The team consists of 12 Jewish and five Muslim children from the Galilee region, said Shelley Faintuch, community relations director for the Jewish Federation of Winnipeg.
“These kids wouldn’t have an opportunity otherwise to play hockey together. They don’t all live in the same town,” she said. “The Muslim kids actually travel over two hours by car to get to the ice rink in Metula twice a month. It is an entire outing and it mobilizes the entire family.”
Mike Mazeika, a Canadian, has been living and teaching hockey at the Metula school for 13 months.
“It is so rewarding,” said Mazeika. “I’m actually getting emotional… some of these kids could barely skate five days ago and today they played so well.”
DJ Schneeweiss, the Israeli consul general, flew in from Toronto to watch the students take on the local team on Sunday. He said bringing the students to Canada can educate Canadians about the culture of Israel that is often misinterpreted.
“It brings a young face of Israel into Canada and very completely human face,” said Schneeweiss.
Schneeweiss said with conflict in the Middle East, playing hockey in Metula can be a healthy distraction.

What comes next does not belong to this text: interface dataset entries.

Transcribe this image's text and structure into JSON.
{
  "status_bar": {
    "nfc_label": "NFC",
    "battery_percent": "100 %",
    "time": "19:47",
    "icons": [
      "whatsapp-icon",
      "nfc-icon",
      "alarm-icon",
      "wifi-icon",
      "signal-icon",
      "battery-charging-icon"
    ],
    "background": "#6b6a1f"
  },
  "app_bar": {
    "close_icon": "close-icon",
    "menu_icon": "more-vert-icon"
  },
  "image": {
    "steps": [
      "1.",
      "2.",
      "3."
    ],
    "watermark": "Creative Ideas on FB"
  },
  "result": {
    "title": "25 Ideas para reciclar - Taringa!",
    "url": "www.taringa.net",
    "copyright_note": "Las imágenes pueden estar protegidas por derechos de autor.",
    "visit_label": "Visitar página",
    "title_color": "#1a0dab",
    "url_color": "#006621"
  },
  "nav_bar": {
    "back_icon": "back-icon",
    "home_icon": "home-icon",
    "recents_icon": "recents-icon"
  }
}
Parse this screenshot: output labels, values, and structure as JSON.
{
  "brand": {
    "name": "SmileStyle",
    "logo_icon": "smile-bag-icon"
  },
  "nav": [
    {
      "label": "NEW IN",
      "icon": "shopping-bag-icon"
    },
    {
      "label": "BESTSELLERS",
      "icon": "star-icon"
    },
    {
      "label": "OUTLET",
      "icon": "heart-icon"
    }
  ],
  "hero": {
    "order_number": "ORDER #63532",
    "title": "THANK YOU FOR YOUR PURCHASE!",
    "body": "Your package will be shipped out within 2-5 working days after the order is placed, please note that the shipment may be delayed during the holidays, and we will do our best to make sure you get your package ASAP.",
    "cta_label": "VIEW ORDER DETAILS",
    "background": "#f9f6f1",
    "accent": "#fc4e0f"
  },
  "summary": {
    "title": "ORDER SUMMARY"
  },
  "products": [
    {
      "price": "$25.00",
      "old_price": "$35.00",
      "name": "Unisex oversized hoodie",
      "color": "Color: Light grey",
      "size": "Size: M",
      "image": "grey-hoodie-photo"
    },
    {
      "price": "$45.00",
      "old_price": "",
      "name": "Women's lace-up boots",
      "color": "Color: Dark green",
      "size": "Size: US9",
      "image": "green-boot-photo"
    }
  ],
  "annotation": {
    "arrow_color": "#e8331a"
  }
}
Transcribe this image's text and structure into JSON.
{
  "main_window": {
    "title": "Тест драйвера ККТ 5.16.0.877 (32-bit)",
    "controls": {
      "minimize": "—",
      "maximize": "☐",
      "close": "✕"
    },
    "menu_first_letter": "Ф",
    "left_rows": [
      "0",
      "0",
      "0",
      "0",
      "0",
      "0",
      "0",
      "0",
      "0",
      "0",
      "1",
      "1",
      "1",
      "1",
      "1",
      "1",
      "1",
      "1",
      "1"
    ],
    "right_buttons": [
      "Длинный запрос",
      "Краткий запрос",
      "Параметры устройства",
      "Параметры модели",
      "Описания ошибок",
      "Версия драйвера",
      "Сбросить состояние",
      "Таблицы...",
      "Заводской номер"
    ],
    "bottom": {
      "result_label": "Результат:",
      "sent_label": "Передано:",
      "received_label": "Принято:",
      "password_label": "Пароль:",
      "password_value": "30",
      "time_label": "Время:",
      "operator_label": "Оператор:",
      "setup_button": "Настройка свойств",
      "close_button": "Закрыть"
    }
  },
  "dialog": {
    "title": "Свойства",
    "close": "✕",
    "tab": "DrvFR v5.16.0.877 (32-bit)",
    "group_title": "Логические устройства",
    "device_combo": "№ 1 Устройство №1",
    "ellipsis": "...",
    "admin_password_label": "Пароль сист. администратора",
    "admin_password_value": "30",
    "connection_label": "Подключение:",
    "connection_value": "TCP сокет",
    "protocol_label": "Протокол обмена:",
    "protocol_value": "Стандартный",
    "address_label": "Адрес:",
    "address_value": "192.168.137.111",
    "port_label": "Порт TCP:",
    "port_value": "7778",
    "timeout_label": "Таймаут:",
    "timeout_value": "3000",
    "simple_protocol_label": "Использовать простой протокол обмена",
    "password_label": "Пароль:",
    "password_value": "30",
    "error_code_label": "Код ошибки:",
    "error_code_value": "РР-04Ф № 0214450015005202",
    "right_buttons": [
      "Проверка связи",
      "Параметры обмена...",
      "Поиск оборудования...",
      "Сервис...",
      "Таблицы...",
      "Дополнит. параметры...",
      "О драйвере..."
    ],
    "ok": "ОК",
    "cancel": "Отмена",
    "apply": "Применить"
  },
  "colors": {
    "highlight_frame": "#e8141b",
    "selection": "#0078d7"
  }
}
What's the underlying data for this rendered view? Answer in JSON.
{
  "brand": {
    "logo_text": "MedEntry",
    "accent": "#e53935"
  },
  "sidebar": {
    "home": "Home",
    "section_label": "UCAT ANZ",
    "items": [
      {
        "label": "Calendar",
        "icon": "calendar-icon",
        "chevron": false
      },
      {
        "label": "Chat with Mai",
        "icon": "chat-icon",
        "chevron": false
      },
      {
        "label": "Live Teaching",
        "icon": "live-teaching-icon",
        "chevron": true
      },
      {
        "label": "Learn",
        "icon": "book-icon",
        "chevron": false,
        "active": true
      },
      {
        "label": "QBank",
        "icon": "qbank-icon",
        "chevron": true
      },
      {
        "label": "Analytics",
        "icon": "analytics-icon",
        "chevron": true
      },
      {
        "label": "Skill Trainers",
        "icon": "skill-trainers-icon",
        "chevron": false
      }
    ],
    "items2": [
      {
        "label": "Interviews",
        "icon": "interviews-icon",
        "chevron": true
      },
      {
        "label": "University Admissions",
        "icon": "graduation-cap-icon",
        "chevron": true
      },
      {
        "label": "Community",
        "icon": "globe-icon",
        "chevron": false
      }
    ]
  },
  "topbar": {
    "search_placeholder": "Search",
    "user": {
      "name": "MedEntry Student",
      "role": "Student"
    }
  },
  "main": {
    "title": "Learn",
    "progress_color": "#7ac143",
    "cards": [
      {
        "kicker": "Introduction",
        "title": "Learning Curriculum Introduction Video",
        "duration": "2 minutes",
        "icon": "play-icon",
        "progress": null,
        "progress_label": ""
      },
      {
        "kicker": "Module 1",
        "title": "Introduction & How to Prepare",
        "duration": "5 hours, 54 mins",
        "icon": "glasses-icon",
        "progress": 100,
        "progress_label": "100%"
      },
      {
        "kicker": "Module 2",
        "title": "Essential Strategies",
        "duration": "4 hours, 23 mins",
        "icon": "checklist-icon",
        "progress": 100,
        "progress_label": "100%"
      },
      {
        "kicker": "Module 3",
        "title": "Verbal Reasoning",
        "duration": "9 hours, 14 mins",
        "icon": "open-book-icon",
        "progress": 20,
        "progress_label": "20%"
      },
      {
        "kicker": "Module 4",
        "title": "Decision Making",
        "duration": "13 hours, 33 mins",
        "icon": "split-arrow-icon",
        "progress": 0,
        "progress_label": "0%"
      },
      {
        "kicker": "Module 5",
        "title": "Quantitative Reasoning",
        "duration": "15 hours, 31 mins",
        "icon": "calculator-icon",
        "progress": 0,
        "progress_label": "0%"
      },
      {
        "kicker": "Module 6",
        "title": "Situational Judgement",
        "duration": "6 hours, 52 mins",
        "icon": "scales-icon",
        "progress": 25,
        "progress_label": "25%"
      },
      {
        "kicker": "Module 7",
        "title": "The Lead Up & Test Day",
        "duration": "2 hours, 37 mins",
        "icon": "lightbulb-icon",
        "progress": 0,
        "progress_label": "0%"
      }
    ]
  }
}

“When you go into an area like that, it’s all self-contained. It’s sort of its own world. And I think that’s probably a good thing; it allows them to sort of shut out what may be going on outside.”
While in Winnipeg, the students played and practised their hockey skills for 90 minutes each morning. In the evenings, they participated in different Canadian activities such as bowling, curling and sledding before returning to their billet families.
Marla Vittera hosted the two youngest visitors, Amit Vinegrad, 11, and Itamar.
“It’s been exhausting but very rewarding,” said Vittera. “They have been doing so many things but they are enjoying themselves.”
Vittera said they enjoy the basic Canadian food.
“I took the time and made a great spaghetti dinner and no response,” said Vittera.
“I made chicken fingers and fries the next night and I’m a hero.”
Itamar’s favourite Canadian food on his visit has been pizza. While in Winnipeg, not only has his appetite improved, Itamar said his hockey skills have improved, too.
“They taught me a few new things that I didn’t know before,” said Itamar through his translator. “There a lot more opportunities here, so I feel that I am better.”
Itamar’s team is called the Macabi Young Metula.
By the end of the first period they were down 1-0 to the Comets. By the end of the second, it was 2-2. But in the third period, the Israeli team succumbed to the Comets 5-2.
It didn’t matter to the fans though. The cheers were loud for every save and every goal.